▶ EXERCISE DIRECTIONS
The whole listing, from first line to last: copy it exactly.

------------------------------------

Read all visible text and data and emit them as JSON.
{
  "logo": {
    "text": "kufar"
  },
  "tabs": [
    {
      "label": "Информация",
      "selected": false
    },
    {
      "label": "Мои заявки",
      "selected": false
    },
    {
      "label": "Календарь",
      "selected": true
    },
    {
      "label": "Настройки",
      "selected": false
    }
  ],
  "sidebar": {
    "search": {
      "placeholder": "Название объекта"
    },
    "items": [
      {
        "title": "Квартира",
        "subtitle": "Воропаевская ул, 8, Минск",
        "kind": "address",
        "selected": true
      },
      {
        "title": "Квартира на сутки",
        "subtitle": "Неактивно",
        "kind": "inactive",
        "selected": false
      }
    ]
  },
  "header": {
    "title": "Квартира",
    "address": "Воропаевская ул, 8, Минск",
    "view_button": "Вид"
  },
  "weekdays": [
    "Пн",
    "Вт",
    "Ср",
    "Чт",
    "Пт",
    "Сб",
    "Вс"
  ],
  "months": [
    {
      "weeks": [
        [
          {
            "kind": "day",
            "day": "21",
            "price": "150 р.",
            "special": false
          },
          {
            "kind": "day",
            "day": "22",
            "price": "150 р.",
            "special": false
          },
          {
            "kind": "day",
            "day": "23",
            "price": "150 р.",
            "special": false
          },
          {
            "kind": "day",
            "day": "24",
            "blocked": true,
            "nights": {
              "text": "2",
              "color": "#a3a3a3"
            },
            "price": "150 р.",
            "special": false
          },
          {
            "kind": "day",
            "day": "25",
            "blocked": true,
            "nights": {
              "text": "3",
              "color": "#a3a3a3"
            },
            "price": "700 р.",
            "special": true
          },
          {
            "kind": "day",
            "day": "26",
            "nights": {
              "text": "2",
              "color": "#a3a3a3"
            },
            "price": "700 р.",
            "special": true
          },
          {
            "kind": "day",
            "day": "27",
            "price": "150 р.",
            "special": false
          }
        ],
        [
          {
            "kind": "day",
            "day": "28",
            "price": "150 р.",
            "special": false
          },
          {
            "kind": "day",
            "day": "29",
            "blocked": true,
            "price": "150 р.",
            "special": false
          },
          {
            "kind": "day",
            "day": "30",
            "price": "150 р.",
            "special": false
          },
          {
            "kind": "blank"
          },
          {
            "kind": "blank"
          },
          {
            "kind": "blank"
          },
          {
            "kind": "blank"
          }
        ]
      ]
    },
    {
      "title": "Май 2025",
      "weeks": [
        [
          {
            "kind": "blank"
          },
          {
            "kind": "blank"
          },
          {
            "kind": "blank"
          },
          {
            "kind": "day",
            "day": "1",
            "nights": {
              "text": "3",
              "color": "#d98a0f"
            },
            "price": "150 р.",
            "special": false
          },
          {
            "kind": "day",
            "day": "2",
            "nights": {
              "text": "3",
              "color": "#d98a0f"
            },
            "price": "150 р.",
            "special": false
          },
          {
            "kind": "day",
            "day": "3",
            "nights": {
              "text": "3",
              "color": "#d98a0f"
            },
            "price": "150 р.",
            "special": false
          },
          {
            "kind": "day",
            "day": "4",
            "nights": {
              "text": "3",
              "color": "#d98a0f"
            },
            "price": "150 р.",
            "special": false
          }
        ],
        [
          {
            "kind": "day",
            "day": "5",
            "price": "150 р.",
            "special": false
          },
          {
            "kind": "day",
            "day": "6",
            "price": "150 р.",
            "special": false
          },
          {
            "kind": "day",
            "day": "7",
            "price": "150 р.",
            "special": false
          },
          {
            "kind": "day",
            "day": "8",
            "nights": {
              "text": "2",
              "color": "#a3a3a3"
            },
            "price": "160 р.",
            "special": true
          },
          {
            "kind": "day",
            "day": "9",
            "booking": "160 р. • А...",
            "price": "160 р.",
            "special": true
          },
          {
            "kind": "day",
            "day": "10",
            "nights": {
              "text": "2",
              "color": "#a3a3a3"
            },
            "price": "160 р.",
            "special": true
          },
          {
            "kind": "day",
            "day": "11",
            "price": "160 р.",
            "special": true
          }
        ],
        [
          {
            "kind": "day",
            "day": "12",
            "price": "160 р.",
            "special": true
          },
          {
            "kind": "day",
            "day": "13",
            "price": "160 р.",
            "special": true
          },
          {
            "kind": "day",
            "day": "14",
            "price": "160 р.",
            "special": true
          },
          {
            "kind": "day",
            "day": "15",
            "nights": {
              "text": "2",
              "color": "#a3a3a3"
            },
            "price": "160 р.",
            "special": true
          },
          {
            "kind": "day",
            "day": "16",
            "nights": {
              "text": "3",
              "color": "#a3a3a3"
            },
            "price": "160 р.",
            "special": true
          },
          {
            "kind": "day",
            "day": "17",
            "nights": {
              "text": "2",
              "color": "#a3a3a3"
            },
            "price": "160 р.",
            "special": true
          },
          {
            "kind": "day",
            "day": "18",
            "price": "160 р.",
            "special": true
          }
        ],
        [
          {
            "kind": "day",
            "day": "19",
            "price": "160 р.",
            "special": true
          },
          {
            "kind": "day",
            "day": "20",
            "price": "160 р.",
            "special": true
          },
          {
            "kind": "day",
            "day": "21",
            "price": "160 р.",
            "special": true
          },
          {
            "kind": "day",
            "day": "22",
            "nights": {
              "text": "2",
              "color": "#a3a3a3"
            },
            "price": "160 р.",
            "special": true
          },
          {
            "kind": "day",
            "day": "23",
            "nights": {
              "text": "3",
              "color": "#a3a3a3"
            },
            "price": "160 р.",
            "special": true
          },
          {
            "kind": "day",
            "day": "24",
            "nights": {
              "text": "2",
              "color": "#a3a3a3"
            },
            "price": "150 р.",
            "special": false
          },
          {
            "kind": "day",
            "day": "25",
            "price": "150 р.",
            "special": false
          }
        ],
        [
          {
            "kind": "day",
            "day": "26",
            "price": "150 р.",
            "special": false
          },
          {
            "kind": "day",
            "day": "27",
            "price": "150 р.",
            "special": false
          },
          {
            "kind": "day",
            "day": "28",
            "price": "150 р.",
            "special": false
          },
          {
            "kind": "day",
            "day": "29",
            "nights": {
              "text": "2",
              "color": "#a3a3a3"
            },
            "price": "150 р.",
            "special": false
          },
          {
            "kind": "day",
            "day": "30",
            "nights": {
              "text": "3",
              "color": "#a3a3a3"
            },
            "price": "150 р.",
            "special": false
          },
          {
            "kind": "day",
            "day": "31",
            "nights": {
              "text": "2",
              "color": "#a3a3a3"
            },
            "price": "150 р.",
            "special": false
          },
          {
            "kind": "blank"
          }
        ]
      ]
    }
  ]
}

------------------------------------

▶ RESPONSE
Read all visible text and data and emit them as JSON.
{
  "logo": {
    "text": "kufar"
  },
  "tabs": [
    {
      "label": "Информация",
      "selected": false
    },
    {
      "label": "Мои заявки",
      "selected": false
    },
    {
      "label": "Календарь",
      "selected": true
    },
    {
      "label": "Настройки",
      "selected": false
    }
  ],
  "sidebar": {
    "search": {
      "placeholder": "Название объекта"
    },
    "items": [
      {
        "title": "Квартира",
        "subtitle": "Воропаевская ул, 8, Минск",
        "kind": "address",
        "selected": true
      },
      {
        "title": "Квартира на сутки",
        "subtitle": "Неактивно",
        "kind": "inactive",
        "selected": false
      }
    ]
  },
  "header": {
    "title": "Квартира",
    "address": "Воропаевская ул, 8, Минск",
    "view_button": "Вид"
  },
  "weekdays": [
    "Пн",
    "Вт",
    "Ср",
    "Чт",
    "Пт",
    "Сб",
    "Вс"
  ],
  "months": [
    {
      "weeks": [
        [
          {
            "kind": "day",
            "day": "21",
            "price": "150 р.",
            "special": false
          },
          {
            "kind": "day",
            "day": "22",
            "price": "150 р.",
            "special": false
          },
          {
            "kind": "day",
            "day": "23",
            "price": "150 р.",
            "special": false
          },
          {
            "kind": "day",
            "day": "24",
            "blocked": true,
            "nights": {
              "text": "2",
              "color": "#a3a3a3"
            },
            "price": "150 р.",
            "special": false
          },
          {
            "kind": "day",
            "day": "25",
            "blocked": true,
            "nights": {
              "text": "3",
              "color": "#a3a3a3"
            },
            "price": "700 р.",
            "special": true
          },
          {
            "kind": "day",
            "day": "26",
            "nights": {
              "text": "2",
              "color": "#a3a3a3"
            },
            "price": "700 р.",
            "special": true
          },
          {
            "kind": "day",
            "day": "27",
            "price": "150 р.",
            "special": false
          }
        ],
        [
          {
            "kind": "day",
            "day": "28",
            "price": "150 р.",
            "special": false
          },
          {
            "kind": "day",
            "day": "29",
            "blocked": true,
            "price": "150 р.",
            "special": false
          },
          {
            "kind": "day",
            "day": "30",
            "price": "150 р.",
            "special": false
          },
          {
            "kind": "blank"
          },
          {
            "kind": "blank"
          },
          {
            "kind": "blank"
          },
          {
            "kind": "blank"
          }
        ]
      ]
    },
    {
      "title": "Май 2025",
      "weeks": [
        [
          {
            "kind": "blank"
          },
          {
            "kind": "blank"
          },
          {
            "kind": "blank"
          },
          {
            "kind": "day",
            "day": "1",
            "nights": {
              "text": "3",
              "color": "#d98a0f"
            },
            "price": "150 р.",
            "special": false
          },
          {
            "kind": "day",
            "day": "2",
            "nights": {
              "text": "3",
              "color": "#d98a0f"
            },
            "price": "150 р.",
            "special": false
          },
          {
            "kind": "day",
            "day": "3",
            "nights": {
              "text": "3",
              "color": "#d98a0f"
            },
            "price": "150 р.",
            "special": false
          },
          {
            "kind": "day",
            "day": "4",
            "nights": {
              "text": "3",
              "color": "#d98a0f"
            },
            "price": "150 р.",
            "special": false
          }
        ],
        [
          {
            "kind": "day",
            "day": "5",
            "price": "150 р.",
            "special": false
          },
          {
            "kind": "day",
            "day": "6",
            "price": "150 р.",
            "special": false
          },
          {
            "kind": "day",
            "day": "7",
            "price": "150 р.",
            "special": false
          },
          {
            "kind": "day",
            "day": "8",
            "nights": {
              "text": "2",
              "color": "#a3a3a3"
            },
            "price": "160 р.",
            "special": true
          },
          {
            "kind": "day",
            "day": "9",
            "booking": "160 р. • А...",
            "price": "160 р.",
            "special": true
          },
          {
            "kind": "day",
            "day": "10",
            "nights": {
              "text": "2",
              "color": "#a3a3a3"
            },
            "price": "160 р.",
            "special": true
          },
          {
            "kind": "day",
            "day": "11",
            "price": "160 р.",
            "special": true
          }
        ],
        [
          {
            "kind": "day",
            "day": "12",
            "price": "160 р.",
            "special": true
          },
          {
            "kind": "day",
            "day": "13",
            "price": "160 р.",
            "special": true
          },
          {
            "kind": "day",
            "day": "14",
            "price": "160 р.",
            "special": true
          },
          {
            "kind": "day",
            "day": "15",
            "nights": {
              "text": "2",
              "color": "#a3a3a3"
            },
            "price": "160 р.",
            "special": true
          },
          {
            "kind": "day",
            "day": "16",
            "nights": {
              "text": "3",
              "color": "#a3a3a3"
            },
            "price": "160 р.",
            "special": true
          },
          {
            "kind": "day",
            "day": "17",
            "nights": {
              "text": "2",
              "color": "#a3a3a3"
            },
            "price": "160 р.",
            "special": true
          },
          {
            "kind": "day",
            "day": "18",
            "price": "160 р.",
            "special": true
          }
        ],
        [
          {
            "kind": "day",
            "day": "19",
            "price": "160 р.",
            "special": true
          },
          {
            "kind": "day",
            "day": "20",
            "price": "160 р.",
            "special": true
          },
          {
            "kind": "day",
            "day": "21",
            "price": "160 р.",
            "special": true
          },
          {
            "kind": "day",
            "day": "22",
            "nights": {
              "text": "2",
              "color": "#a3a3a3"
            },
            "price": "160 р.",
            "special": true
          },
          {
            "kind": "day",
            "day": "23",
            "nights": {
              "text": "3",
              "color": "#a3a3a3"
            },
            "price": "160 р.",
            "special": true
          },
          {
            "kind": "day",
            "day": "24",
            "nights": {
              "text": "2",
              "color": "#a3a3a3"
            },
            "price": "150 р.",
            "special": false
          },
          {
            "kind": "day",
            "day": "25",
            "price": "150 р.",
            "special": false
          }
        ],
        [
          {
            "kind": "day",
            "day": "26",
            "price": "150 р.",
            "special": false
          },
          {
            "kind": "day",
            "day": "27",
            "price": "150 р.",
            "special": false
          },
          {
            "kind": "day",
            "day": "28",
            "price": "150 р.",
            "special": false
          },
          {
            "kind": "day",
            "day": "29",
            "nights": {
              "text": "2",
              "color": "#a3a3a3"
            },
            "price": "150 р.",
            "special": false
          },
          {
            "kind": "day",
            "day": "30",
            "nights": {
              "text": "3",
              "color": "#a3a3a3"
            },
            "price": "150 р.",
            "special": false
          },
          {
            "kind": "day",
            "day": "31",
            "nights": {
              "text": "2",
              "color": "#a3a3a3"
            },
            "price": "150 р.",
            "special": false
          },
          {
            "kind": "blank"
          }
        ]
      ]
    }
  ]
}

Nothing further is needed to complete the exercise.